Incentive Stock Options (ISOs) are a type of stock option granted to employees, providing them with the opportunity to purchase company shares at a predetermined price, known as the exercise price. Unlike non-qualified stock options (NQSOs), ISOs offer preferential tax treatment. When employees exercise ISOs, they typically don't have to pay taxes at that time, but instead, they incur taxes when they sell the acquired stock. ISOs are often included in compensation packages offered by startups and other companies to motivate employees and encourage their long-term commitment. The value of ISOs can increase over time, allowing employees to potentially benefit from the growth in stock value. It's important to note that exercising ISOs is not mandatory, and employees have the flexibility to decide when to exercise them.

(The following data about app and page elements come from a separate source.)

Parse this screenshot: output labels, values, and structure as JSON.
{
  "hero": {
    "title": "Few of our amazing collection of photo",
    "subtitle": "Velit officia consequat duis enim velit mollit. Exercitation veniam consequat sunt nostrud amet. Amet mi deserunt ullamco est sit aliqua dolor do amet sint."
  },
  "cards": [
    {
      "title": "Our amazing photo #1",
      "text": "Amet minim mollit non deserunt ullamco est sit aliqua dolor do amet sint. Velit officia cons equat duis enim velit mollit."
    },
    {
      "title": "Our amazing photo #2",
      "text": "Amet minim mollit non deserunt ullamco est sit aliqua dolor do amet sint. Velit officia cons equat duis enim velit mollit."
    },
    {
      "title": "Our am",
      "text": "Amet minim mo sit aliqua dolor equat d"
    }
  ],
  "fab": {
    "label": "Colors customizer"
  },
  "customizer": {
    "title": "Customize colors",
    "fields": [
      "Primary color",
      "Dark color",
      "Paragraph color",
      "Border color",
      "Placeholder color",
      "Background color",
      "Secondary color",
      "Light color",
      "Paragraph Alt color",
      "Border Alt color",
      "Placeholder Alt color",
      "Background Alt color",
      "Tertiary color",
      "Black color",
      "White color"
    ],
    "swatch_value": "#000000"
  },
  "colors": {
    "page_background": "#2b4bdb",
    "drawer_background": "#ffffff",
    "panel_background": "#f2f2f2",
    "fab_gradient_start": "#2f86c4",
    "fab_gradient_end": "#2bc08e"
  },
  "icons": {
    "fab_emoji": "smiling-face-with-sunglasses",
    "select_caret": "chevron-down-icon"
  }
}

ISOs differ from NSOs in terms of tax implications. With NQSOs, employees are taxed both when they exercise the options and when they sell the stock, often resulting in higher taxes compared to ISOs. Additionally, companies may offer alternative equity compensation such as restricted stock awards (RSAs) or restricted stock units (RSUs), which do not require exercise but are granted as shares directly. To take advantage of the tax benefits associated with ISOs, employees must hold the acquired stock for at least one year after exercise and two years after the grant date. By meeting these requirements, employees may be eligible for lower capital gains tax rates on the increase in stock value. However, it's important to consult with a tax advisor, as the alternative minimum tax (AMT) may apply in certain cases. ISOs typically have a lifespan of 10 years, but companies may impose post-termination exercise (PTE) periods, limiting the time frame for employees to exercise options after leaving the company. If ISOs are not exercised within the specified period, they may lose their favorable tax treatment and be taxed like NQSOs.

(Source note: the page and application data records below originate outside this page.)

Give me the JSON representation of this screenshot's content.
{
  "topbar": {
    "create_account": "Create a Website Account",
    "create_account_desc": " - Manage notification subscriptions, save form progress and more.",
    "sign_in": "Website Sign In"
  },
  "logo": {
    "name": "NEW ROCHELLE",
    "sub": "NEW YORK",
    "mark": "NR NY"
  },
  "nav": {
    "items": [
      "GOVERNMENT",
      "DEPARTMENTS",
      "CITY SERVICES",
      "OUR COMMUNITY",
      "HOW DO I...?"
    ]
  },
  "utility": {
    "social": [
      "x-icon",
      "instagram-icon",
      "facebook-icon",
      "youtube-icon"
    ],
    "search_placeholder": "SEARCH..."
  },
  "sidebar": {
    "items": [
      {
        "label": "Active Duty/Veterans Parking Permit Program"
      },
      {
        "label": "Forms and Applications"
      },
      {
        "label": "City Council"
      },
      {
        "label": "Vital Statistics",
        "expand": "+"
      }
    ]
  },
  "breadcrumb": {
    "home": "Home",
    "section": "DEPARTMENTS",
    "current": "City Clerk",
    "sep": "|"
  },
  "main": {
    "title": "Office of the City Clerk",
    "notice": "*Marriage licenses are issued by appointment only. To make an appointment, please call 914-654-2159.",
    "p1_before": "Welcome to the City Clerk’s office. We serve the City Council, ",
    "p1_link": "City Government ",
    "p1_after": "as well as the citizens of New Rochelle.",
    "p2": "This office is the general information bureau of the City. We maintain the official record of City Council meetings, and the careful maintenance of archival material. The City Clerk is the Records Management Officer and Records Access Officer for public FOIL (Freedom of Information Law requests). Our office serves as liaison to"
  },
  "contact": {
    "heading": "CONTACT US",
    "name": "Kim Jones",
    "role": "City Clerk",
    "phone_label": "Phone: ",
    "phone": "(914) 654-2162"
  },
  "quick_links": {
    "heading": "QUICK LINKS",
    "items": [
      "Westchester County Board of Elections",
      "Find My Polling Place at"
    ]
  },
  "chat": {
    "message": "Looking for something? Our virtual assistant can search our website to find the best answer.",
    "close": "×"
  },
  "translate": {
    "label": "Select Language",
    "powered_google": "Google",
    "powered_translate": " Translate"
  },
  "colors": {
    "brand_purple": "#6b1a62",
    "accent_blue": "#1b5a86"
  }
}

Please note that the above summary is a concise and simplified overview of incentive stock options and their main features. For comprehensive and specific guidance regarding ISOs, it's recommended to consult with a qualified tax advisor or legal professional.